In a time where more Americans are biking than before, the use of bicycles in police work is under scrutiny.
In April 2020, Trek released a study conducted regarding attitudes and behaviors of bicycling during COVID-19. They found a 21% increase in riding among those who owned a bike, due to lack of safe public transportation options, a change in ability to exercise [e.g. gyms may be closed and more time off work], and possible stress relief. The New York Times reported “Sales of commuter and fitness bikes […] increased 66 percent, leisure bikes jumped 121 percent, children’s bikes went up 59 percent and electric bikes rose 85 percent.” More Americans are biking than before.
Bicycling is a historic pastime. The first use of a somewhat modern day bicycle took place in Germany in 1817. In America, mass importation of bicycles began in 1877. Most Americans fondly remember their first bike and that first bit of freedom that came with a faster mode of transportation.
The first use of bicycles for police work began in 1869 in Illinois.

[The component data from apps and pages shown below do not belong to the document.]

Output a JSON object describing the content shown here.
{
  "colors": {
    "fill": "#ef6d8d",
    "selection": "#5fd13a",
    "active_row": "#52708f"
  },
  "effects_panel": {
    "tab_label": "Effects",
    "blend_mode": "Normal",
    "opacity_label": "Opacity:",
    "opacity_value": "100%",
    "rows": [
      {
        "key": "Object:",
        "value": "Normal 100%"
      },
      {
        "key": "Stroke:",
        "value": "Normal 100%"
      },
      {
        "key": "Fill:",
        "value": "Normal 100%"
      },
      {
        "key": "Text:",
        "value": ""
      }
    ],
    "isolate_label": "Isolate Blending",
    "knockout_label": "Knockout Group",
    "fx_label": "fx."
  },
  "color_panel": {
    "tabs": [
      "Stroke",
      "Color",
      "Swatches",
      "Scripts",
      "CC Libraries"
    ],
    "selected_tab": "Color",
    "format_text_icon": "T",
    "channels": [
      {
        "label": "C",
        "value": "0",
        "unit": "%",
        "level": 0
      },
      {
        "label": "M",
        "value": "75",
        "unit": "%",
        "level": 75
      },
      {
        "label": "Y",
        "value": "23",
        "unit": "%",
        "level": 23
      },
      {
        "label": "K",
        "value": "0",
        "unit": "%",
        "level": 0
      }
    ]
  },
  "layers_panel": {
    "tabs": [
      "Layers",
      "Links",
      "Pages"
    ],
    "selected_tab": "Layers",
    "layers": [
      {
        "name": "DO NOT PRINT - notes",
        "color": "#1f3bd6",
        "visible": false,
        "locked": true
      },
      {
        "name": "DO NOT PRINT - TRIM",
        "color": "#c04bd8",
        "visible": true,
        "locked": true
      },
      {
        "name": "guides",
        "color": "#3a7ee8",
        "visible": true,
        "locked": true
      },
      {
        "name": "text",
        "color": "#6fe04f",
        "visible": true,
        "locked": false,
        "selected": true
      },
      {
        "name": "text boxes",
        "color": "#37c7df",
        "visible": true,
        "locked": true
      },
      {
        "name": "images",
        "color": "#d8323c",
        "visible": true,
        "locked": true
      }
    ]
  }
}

Today, many police forces use bicycles in crowds and other places where automobiles can’t go.
Bicycle manufacturers, including Trek and Fuji, make bicycles specifically for police use. These bicycles have special decals and often include racks and kickstands. These bikes are with high-quality components for daily use. Along with these bicycles, several groups have sprung up to help train and support police bicyclists including the Law Enforcement Bicycle Association (LEBA) and the International Police Mountain Bike Association (IPMBA).
The North American distributor of Fuji Bikes recently made news for their decision to suspend sales of their bikes to police forces after video footage was shown of officers using police bikes as not only shields but also as weapons against peaceful protestors in the wake of the George Floyd murder. Trek has made statements disavowing use of their bikes as weapons.
Wood TV 8 has footage showing how the Michigan State Police have recently used their bike patrols in Grand Rapids during the protests, mostly to assist in quickly catching individuals and as a barrier. The New York Times published this video:
Police officers should be trained to use bicycles as a means of barricading, but not battering, peaceful protesters. Using a police bike as a weapon against one person is harmful to us all.